- Marcus Borg, Jesus: A New Vision

There was a time when unbelief also appeared to be adventuresome, when the denial of God was experienced as an exciting new possibility, a heroic refusal to participate in oppressive social convention. In our day, unbelief is the socially acceptable way of living in the West. It no longer takes courage to disbelieve. As Alasdair MacIntyre has noted... we Christians have given atheists less and less in which to disbelieve! A flaccid church has robbed atheism of its earlier pretensions of adventure.

- Stanley Hauerwas and William Willimon, Resident Aliens

What these mainline (Hauerwas and Willimon) and liberal (Borg) scholars have observed is one of the great paradoxes of modern liberal democracy. When the government backs off and lets people practice their faith in accordance with their own consciences, many people choose not to practice at all. Freedom of religion -- even for many who say they believe -- becomes freedom from religion.

Christian dominionists would stop this trend by blending church and state, creating a theocracy. This solution might get more people into the churches, but it wouldn't do much to change our culture (except probably to create a backlash).

On the other side of the coin, religious freedom allows ordinary people to find ways to serve God that wouldn't be possible under theocratic rule. What would the world be like if Habitat for Humanity, Ten Thousand Villages, or Bread for the World did not exist? These and countless other ministries were begun, not by official church decrees, but by lay people who saw a need that was not being met.

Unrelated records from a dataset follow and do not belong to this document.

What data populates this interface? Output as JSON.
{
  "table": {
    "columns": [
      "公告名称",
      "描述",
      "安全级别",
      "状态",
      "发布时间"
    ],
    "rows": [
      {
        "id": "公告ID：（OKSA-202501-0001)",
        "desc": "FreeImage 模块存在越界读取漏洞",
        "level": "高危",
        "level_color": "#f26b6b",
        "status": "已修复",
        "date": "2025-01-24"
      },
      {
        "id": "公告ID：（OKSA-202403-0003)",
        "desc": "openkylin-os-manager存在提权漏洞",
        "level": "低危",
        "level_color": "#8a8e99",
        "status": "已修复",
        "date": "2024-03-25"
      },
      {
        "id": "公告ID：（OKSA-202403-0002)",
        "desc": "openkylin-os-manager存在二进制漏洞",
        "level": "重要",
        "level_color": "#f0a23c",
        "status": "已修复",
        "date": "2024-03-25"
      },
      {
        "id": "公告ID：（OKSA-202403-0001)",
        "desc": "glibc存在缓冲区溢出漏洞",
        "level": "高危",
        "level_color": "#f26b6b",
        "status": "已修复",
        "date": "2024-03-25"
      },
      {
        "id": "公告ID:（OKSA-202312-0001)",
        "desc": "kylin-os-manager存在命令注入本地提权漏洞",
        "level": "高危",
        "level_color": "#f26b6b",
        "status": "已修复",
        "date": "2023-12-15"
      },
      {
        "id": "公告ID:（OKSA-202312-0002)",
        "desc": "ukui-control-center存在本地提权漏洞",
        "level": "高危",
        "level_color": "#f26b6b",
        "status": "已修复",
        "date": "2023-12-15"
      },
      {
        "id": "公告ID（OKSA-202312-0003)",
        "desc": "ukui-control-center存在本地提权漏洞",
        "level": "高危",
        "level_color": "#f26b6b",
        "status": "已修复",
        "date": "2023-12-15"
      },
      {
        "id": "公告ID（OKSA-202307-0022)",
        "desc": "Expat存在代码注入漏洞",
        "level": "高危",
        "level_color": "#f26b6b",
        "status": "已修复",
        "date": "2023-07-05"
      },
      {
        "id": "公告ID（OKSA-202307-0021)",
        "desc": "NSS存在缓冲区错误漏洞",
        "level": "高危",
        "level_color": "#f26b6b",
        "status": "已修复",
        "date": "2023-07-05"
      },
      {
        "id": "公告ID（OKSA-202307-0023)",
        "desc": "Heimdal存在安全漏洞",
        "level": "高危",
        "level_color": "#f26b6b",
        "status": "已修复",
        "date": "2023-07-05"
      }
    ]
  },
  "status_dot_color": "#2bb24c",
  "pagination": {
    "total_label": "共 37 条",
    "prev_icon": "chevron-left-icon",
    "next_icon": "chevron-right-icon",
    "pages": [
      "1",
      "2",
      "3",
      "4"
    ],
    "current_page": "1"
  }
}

It is in religious practice that faith reaches its fullest expression. For some people, this practice might be expressed in acts of devotion: prayer, worship, study of Scripture. For others, it might be expressed in acts of service, whether to other church members, to the community, or in overseas missions. Either way, faith must be put into action. "For just as the body without the spirit is dead, so faith without works is also dead." (James 2:26)

Take a look at the websites for the nation's most prominent megachurches. You'll see a lot of information about how the church can serve your needs, but not much about how you can serve others through the church. Maybe these churches feel that they must appeal to visitors' self-interest in order to continue to grow, but is that really the best way to make Christian disciples?

I don't have any answers. Personally, I think Borg, Hauerwas, and Willimon are overstating the case somewhat. But I think they do have a point: American churches have not taken their role seriously to be the church. Probably we do have many "practical atheists" in the church. Perhaps the culture of the church needs to be transformed. Before Christians complain about the problems in the general culture, perhaps we should remove the log from our own eye.


Wednesday, May 31, 2006

the ebay atheist

In February of this year, self-professed atheist Hemant Mehta put himself up for auction on eBay. For every $10 in the winning bid, he would spend an hour in church and keep a journal of his experiences. (He didn't do it for the money: He donated the entire winning bid to the Secular Student Alliance.)

The winning bid, submitted by Jim Henderson of Off the Map ministries, was $504. Off the Map seeks to redefine evangelism in terms of being authentic, making genuine connections with people, and valuing them as real human beings. Henderson chose Mehta because he believes it is important for Christians to know how their words and actions are perceived by nonbelievers.

By all accounts, this partnership has been a positive experience for both. Mehta has challenged many Christians' stereotypes of atheists, while learning to appreciate some things about church. The story of Mehta's experiences can be found at Off the Map and at Mehta's own blog, Friendly Atheist.